Five days after a devastating landslide swept away 40 homes in Malin village in Pune’s Amebgaon taluka, the death toll has risen to 103 on Sunday evening. Over 100 people are still feared to be trapped under debris but their chances of survival with each passing minute. So far, eight people have been rescued.
Rescue operations are still underway with National Disaster Response Force teams working to remove the debris but the rains have covered the site with mud and slush which is hampering operations.
The landslide is believed to have been triggered due to incessant rainfall and deforestation.
Making a statement on the landslide in Parliament, Home Minister Rajnath Singh had said that the government will appoint a team of experts to study the area. As per experts, deforestation over the years has resulted in the soil giving way, leading to the disaster.

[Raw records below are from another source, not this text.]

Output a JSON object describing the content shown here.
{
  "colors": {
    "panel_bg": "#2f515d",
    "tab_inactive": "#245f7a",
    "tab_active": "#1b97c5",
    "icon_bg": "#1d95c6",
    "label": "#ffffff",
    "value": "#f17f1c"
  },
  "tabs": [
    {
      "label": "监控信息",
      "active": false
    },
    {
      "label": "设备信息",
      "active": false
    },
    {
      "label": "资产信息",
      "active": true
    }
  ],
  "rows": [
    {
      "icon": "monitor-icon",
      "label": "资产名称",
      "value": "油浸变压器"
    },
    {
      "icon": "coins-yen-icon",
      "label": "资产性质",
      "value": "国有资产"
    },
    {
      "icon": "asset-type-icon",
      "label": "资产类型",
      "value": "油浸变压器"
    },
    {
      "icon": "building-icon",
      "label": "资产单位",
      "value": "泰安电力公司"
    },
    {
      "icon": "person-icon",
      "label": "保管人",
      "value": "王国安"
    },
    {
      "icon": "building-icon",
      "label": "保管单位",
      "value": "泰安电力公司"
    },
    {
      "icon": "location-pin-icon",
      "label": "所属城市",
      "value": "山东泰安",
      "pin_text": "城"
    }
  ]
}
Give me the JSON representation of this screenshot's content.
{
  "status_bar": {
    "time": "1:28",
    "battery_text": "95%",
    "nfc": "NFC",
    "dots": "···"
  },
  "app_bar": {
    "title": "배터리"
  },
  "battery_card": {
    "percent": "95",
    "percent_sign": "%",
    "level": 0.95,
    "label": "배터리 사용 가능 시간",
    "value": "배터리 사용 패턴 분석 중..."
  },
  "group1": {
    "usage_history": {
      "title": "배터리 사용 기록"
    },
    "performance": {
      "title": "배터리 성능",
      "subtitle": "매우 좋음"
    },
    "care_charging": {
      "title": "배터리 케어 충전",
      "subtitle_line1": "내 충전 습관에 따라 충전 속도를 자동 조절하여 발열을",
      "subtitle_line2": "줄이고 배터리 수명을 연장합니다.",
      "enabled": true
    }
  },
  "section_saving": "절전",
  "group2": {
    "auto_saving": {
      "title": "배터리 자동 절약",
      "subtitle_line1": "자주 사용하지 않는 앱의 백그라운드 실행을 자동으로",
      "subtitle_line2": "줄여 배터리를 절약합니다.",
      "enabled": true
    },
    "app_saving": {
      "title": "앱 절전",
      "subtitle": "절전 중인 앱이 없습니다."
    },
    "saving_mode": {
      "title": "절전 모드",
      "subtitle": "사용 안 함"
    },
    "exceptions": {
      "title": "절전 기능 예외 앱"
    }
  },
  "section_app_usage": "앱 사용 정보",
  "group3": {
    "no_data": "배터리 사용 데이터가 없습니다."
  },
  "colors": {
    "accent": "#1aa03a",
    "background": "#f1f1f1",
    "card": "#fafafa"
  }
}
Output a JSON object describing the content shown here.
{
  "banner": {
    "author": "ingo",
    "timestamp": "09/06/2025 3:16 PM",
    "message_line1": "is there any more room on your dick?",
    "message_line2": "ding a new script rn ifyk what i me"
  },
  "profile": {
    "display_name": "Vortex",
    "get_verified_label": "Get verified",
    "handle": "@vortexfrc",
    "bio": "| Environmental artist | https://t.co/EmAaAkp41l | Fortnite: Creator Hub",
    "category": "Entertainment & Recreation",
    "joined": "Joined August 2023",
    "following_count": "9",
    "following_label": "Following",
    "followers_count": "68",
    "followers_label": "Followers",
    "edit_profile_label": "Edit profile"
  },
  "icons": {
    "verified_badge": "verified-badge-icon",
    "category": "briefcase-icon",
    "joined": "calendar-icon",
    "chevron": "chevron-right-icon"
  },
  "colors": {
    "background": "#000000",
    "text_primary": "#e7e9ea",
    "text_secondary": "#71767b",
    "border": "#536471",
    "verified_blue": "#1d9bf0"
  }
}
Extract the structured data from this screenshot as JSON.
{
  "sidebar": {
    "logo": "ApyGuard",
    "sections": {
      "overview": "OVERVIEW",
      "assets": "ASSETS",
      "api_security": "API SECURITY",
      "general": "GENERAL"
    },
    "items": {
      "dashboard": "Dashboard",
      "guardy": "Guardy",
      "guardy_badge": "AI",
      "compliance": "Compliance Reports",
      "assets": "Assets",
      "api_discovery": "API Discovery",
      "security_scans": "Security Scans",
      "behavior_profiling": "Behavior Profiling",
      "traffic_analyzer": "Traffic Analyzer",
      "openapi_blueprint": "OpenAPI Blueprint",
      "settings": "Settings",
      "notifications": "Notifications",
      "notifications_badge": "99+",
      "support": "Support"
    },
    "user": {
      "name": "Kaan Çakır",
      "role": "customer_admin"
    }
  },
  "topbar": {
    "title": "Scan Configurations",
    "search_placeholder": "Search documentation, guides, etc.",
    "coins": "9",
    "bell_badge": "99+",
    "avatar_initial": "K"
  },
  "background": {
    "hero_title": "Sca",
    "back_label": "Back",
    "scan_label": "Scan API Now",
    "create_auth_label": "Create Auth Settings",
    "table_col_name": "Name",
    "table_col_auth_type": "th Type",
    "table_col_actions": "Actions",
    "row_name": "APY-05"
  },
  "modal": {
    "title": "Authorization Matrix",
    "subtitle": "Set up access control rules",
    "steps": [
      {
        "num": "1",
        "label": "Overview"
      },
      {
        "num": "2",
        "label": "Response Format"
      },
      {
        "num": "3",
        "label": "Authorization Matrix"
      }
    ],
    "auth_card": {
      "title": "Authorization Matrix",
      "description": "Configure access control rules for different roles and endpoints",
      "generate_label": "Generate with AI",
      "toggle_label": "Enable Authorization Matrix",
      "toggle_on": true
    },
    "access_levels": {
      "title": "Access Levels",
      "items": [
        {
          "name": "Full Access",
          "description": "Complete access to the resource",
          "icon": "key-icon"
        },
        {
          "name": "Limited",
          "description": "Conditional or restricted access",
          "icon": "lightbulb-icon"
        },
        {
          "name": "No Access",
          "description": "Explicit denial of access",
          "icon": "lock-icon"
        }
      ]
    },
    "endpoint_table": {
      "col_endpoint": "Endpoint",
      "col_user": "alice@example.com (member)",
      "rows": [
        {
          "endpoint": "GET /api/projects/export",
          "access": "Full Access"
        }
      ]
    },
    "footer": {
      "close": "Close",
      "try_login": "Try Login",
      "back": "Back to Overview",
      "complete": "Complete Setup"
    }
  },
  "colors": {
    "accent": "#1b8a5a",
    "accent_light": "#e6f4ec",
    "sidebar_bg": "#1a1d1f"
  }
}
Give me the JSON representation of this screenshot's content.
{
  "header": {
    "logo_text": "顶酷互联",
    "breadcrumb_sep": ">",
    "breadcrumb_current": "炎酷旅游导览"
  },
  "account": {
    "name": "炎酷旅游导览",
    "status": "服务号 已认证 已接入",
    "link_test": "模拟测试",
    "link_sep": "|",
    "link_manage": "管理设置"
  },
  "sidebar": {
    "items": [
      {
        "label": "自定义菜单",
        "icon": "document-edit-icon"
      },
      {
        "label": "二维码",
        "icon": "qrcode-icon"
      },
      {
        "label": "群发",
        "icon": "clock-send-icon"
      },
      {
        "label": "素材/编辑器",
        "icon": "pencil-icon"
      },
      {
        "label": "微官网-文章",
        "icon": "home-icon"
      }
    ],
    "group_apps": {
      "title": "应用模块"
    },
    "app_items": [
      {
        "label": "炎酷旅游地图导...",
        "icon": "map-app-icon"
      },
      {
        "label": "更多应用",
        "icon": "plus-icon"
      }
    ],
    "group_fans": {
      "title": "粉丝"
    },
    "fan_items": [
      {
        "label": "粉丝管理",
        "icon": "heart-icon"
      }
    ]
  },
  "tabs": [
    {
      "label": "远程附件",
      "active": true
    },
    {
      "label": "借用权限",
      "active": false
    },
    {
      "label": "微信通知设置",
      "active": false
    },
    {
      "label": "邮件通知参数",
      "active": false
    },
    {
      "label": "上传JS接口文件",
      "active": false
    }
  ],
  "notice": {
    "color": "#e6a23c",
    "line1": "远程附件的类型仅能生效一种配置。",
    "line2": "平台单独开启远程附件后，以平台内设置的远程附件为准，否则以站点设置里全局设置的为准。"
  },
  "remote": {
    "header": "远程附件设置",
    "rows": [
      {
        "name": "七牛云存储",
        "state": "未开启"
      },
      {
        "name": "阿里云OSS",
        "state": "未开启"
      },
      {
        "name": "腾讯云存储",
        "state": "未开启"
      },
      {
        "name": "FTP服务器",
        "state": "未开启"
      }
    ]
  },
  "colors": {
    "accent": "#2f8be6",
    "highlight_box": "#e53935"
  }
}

A total of 50 ambulances, 30 dumpers and 20 JCBs have been pressed into service for rescue and relief work while nine teams of NDRF comprising about 380 personnel are at the spot, he said. In addition, 300 labourers were mobilised from municipal corporations of Junner and Alandi. Rescue teams are also armed with flood lights and necessary equipment.
Singh, who visited the village on Thursday, announced an assistance of Rs. 2 lakh to the relatives of the deceased from the PM Relief Fund.
Maharashtra Chief Minister Prithviraj Chavan also announced a financial aid of Rs. 5 lakh to the family of the victims from the CM Relief fund.
Free medical treatment will be given to the injured and proper rehabilitation of the village will be done on priority, the CM’s office said.
“Some human intervention is there. I have come to know that there are some paddy plantations in the area. The slopes have been cut and there is environmental degradation. We cannot ignore that,” said Harbans Singh, Director General, Geological Survey of India.
A case has been registered against the local agriculture officer for allowing cutting of a slope right above the village. But the administration is yet to begin risk mitigation measures for other villages.
Many residents have left their homes out of fear, but some, despite losing everything, have no option but to return.
“We will have to come back as our agricultural land is here,” said Govind Ramrao Zanzare, a resident of Malin village.
“We are scared to live here. It can happen any time and it will affect us,” Santosh Kharat, another villager.
While Malin village is yet to come to terms with the tragedy, the landslide has reignited the debate on environmental degradation due to construction on the Western Ghats.